The dazzling production playing at the Lincoln Theatre serves up all the spectacle that audiences have come to expect from professional versions of the show, which opened on Broadway in 1982 and ran for years. The musical is based in part on T.S. Eliot’s "Old Possum’s Book of Practical Cats."
Spectacle is essential to the thinly plotted show, which might otherwise seem little more than a series of song-and-dance numbers strung together.
Not that it doesn’t have a plot at all. Threading through the numbers is the story of an eventful night experienced by a group of street cats, led by the wise Old Deuteronomy (an appropriately magisterial Ryan Stem). They have reached the point of selecting one cat to be elevated into a new and better life.
This plot allows for the introduction of about a dozen cats, including elderly but still feisty theater cat Gus (Stewart Bender, in an affecting performance); bouncy Jennyanydots (Abby Zeszotek); slyly seductive rock 'n' roll cat Rum Tum Tugger (Justin King); and the delightfully nimble cat thieves Mungojerrie (Kyle Swearingen) and Rumpleteazer (Sara Tuohy).

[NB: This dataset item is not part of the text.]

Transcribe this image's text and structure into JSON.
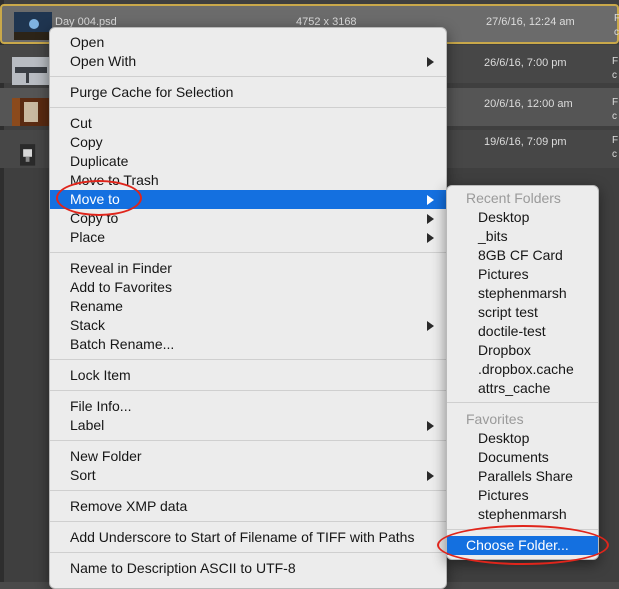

The production adds heart to the spectacle with the selection of Kendra Lucas as aging Grizabella, who is initially shunned by the other cats. Lucas’ acting is subtly poignant, and her singing of the iconic "Memory" dynamically moving.
Director Ryan Scarlata and choreographer Jeffrey Fouch (who also performs as the beguiling Mr. Mistoffelees) work together to create a production in which action and dance merge seamlessly. A cast of 27 can make for a crowded stage, but this one focuses attention on small, intense groupings, with quiet side pieces adding depth. The performers are consistently catlike without overdoing or parodying the feline effects.
Ensemble pieces build nicely, with aerial effects and use of the aisles adding drama. Michael Brewer’s magical set, an abandoned circus illuminated by an enormous moon, is given shape by Brendan Michna’s moody lighting.
Special credit should go to the three makeup artists who have transformed an eclectic group of performers into a consistent tribe of cats.
This version of the musical — which runs about two hours, including intermission — omits a few numbers and reprises from the Broadway and touring versions, though not ones likely to be missed.
Children might not be able to follow the obliquely metaphysical plot, but the music, visuals, and mesmerizing movement will win anyone’s attention. At the opening night performance on Thursday, even the youngest patrons seemed rapt.
They, as well as adults looking for a chance to revisit the show or see it for the first time, should jump at the opportunity that this production offers.